Arizona Car Insurance


Liability Coverage.  Every Arizona driver must have mandatory minimum liability limits for car insurance.  It’s the law.  But you have a choice on how much protection to purchase. Lots of people believe they have purchased “full coverage” but it may be wise to investigate before you need to know exactly what “full coverage” you have. All drivers in Arizona are required to have policy limits of at least $15,000 / $30,000. $15,000/$30,000 means that your policy will pay on your behalf up to $15,000 if the collision  you cause injures one person. If the collision you cause injures two or more people, your policy will pay up to $30,000 total, split between however many people are hurt, either passengers  in your car or drivers/passengers in other cars.

Given the high cost of medical treatment and the number of collisions on Arizona roads, you may want to consider buying more than the minimum policy limits. Insurance companies offer several different levels of liability coverage: for example $100,000 / $300,000 (up to $100,000 per person or $300,000 total if two or more people are injured).  You can obtain uninsured and underinsured coverage up to the amount of your liability coverage, so this is another reason for considering a higher amount (see below).  

Uninsured Motorist Coverage (“UM”) and Underinsured Motorist Coverage (“UIM”)
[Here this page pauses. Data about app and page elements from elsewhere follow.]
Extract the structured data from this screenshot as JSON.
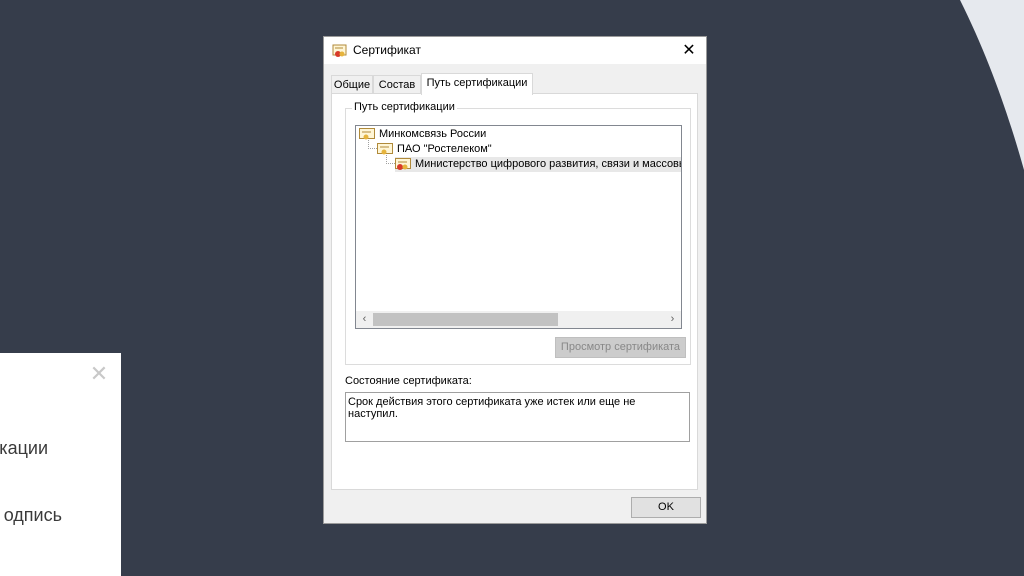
{
  "background": {
    "panel_text_1": "кации",
    "panel_text_2": "одпись"
  },
  "dialog": {
    "title": "Сертификат",
    "close_glyph": "✕",
    "tabs": [
      {
        "label": "Общие"
      },
      {
        "label": "Состав"
      },
      {
        "label": "Путь сертификации"
      }
    ],
    "path_group_label": "Путь сертификации",
    "tree": [
      {
        "label": "Минкомсвязь России"
      },
      {
        "label": "ПАО \"Ростелеком\""
      },
      {
        "label": "Министерство цифрового развития, связи и массовых"
      }
    ],
    "view_cert_button": "Просмотр сертификата",
    "status_label": "Состояние сертификата:",
    "status_text": "Срок действия этого сертификата уже истек или еще не наступил.",
    "ok_button": "OK"
  },
  "colors": {
    "background": "#363d4b",
    "curve": "#e6e9ee",
    "dialog_bg": "#f0f0f0"
  }
}
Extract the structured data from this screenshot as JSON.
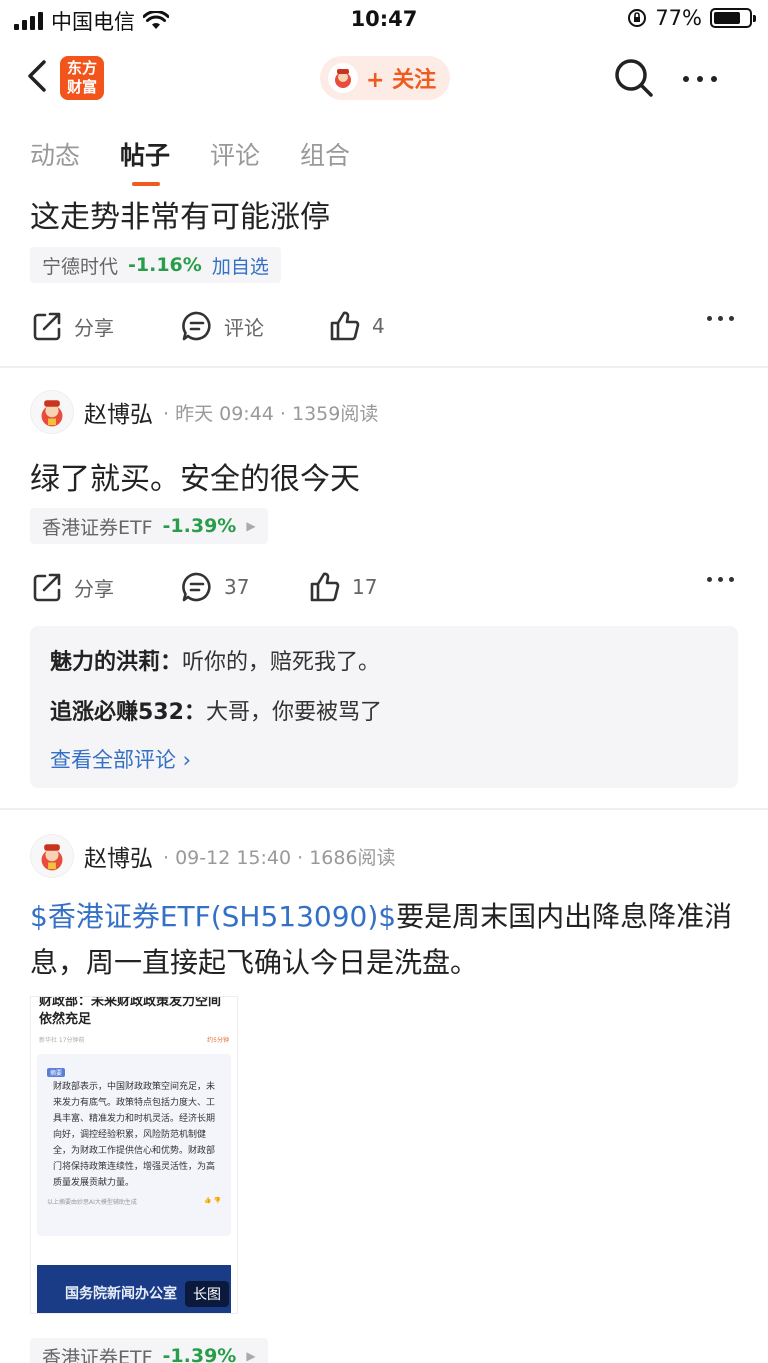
{
  "status_bar": {
    "carrier": "中国电信",
    "time": "10:47",
    "battery_percent": "77%",
    "battery_level": 0.77
  },
  "nav": {
    "logo_text_line1": "东方",
    "logo_text_line2": "财富",
    "follow_label": "+ 关注"
  },
  "tabs": [
    {
      "label": "动态",
      "active": false
    },
    {
      "label": "帖子",
      "active": true
    },
    {
      "label": "评论",
      "active": false
    },
    {
      "label": "组合",
      "active": false
    }
  ],
  "posts": [
    {
      "text": "这走势非常有可能涨停",
      "stock": {
        "name": "宁德时代",
        "change": "-1.16%",
        "add_label": "加自选"
      },
      "actions": {
        "share": "分享",
        "comment": "评论",
        "likes": "4"
      }
    },
    {
      "author": "赵博弘",
      "meta": "· 昨天 09:44 · 1359阅读",
      "text": "绿了就买。安全的很今天",
      "stock": {
        "name": "香港证券ETF",
        "change": "-1.39%"
      },
      "actions": {
        "share": "分享",
        "comment": "37",
        "likes": "17"
      },
      "comments": [
        {
          "user": "魅力的洪莉：",
          "text": "听你的，赔死我了。"
        },
        {
          "user": "追涨必赚532：",
          "text": "大哥，你要被骂了"
        }
      ],
      "view_all": "查看全部评论 ›"
    },
    {
      "author": "赵博弘",
      "meta": "· 09-12 15:40 · 1686阅读",
      "link_text": "$香港证券ETF(SH513090)$",
      "text": "要是周末国内出降息降准消息，周一直接起飞确认今日是洗盘。",
      "image": {
        "title": "财政部：未来财政政策发力空间依然充足",
        "source": "新华社  17分钟前",
        "listen": "约5分钟",
        "tag": "摘要",
        "body": "财政部表示，中国财政政策空间充足，未来发力有底气。政策特点包括力度大、工具丰富、精准发力和时机灵活。经济长期向好，调控经验积累，风险防范机制健全，为财政工作提供信心和优势。财政部门将保持政策连续性，增强灵活性，为高质量发展贡献力量。",
        "footnote": "以上摘要由妙思AI大模型辅助生成",
        "banner": "国务院新闻办公室",
        "long_badge": "长图"
      },
      "stock": {
        "name": "香港证券ETF",
        "change": "-1.39%"
      }
    }
  ]
}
Underinsured Motorist or UIM coverage is a part of your own policy that protects you if the other driver does not have enough insurance. For example, if you are hit by a driver who has only $15,000 in insurance coverage. Unfortunately, this happens frequently.  If the person who hits you violated Arizona law and has no insurance, you can make a claim under your policy’s Uninsured Motorist (UM) coverage. Bache & Lynch encourages you to protect yourself and your family by purchasing UM and UIM coverage.  While this coverage can be waived, we never recommend doing so.  And although never mentioned in any insurance company ads, under Arizona Law insurance carriers cannot raise rates or penalize you for using your UIM or UM coverage in a collision that was not your fault.

Your insurance policy is governed by state law, and by the terms and conditions of the policy itself, which is considered a contract between you and the insurance company.  Insurance policies can contain exclusions for certain situations. This is why it is important to carefully review your policy with an attorney before making a claim. You are entitled to a copy of your insurance policy and your declaration page, which will summarize the types of insurance coverage that you have.  Show these documents to a personal injury attorney if you have questions.